====== DATA FOR PROCESSING ======
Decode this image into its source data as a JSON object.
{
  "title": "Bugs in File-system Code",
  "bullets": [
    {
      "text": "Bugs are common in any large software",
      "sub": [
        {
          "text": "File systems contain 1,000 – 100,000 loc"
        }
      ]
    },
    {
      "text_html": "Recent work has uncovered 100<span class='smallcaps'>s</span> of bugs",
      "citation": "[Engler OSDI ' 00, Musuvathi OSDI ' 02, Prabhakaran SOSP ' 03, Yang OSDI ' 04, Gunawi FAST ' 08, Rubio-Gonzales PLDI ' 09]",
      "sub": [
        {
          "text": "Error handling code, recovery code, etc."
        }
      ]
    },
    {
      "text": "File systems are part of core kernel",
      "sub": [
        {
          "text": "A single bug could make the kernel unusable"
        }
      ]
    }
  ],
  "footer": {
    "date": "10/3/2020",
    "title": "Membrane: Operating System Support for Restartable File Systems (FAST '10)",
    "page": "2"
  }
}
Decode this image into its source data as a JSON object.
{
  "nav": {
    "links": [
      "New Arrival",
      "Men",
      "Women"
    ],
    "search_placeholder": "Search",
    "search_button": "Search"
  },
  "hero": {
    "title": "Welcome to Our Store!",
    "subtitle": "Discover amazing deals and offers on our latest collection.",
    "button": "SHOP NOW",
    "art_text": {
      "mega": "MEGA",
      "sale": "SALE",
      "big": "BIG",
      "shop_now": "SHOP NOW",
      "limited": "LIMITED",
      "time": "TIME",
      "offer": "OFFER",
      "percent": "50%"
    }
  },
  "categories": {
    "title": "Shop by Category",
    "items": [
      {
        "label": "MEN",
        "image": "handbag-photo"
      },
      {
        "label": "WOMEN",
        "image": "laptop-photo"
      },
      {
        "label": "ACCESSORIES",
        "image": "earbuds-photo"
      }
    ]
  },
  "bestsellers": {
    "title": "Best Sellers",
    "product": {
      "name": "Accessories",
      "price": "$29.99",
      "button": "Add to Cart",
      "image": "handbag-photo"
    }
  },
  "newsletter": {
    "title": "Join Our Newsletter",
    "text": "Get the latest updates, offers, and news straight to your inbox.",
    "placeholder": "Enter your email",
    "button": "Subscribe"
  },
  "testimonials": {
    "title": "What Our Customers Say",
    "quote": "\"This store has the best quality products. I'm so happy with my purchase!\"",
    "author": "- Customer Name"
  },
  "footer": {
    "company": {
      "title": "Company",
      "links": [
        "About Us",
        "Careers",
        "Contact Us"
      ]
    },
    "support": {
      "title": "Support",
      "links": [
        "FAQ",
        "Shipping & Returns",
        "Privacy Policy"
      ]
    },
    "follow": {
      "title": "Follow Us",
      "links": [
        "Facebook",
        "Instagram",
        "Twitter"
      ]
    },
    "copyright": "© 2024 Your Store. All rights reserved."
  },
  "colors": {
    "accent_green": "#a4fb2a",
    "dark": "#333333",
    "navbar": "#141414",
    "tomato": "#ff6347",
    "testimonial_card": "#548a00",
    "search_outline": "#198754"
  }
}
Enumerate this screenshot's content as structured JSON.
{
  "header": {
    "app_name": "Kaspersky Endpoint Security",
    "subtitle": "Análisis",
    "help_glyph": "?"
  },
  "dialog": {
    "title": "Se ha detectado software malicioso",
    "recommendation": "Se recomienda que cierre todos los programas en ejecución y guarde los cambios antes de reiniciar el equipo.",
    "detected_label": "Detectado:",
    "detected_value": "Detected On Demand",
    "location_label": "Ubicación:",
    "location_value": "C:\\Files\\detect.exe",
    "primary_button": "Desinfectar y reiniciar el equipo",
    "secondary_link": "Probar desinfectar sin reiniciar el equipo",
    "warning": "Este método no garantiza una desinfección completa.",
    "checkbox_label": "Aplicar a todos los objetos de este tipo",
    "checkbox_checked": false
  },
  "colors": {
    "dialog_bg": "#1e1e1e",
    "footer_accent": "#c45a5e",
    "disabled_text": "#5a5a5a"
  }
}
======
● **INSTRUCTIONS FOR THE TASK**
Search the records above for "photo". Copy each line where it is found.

● **YOUR SOLUTION**
        "image": "handbag-photo"
        "image": "laptop-photo"
        "image": "earbuds-photo"
      "image": "handbag-photo"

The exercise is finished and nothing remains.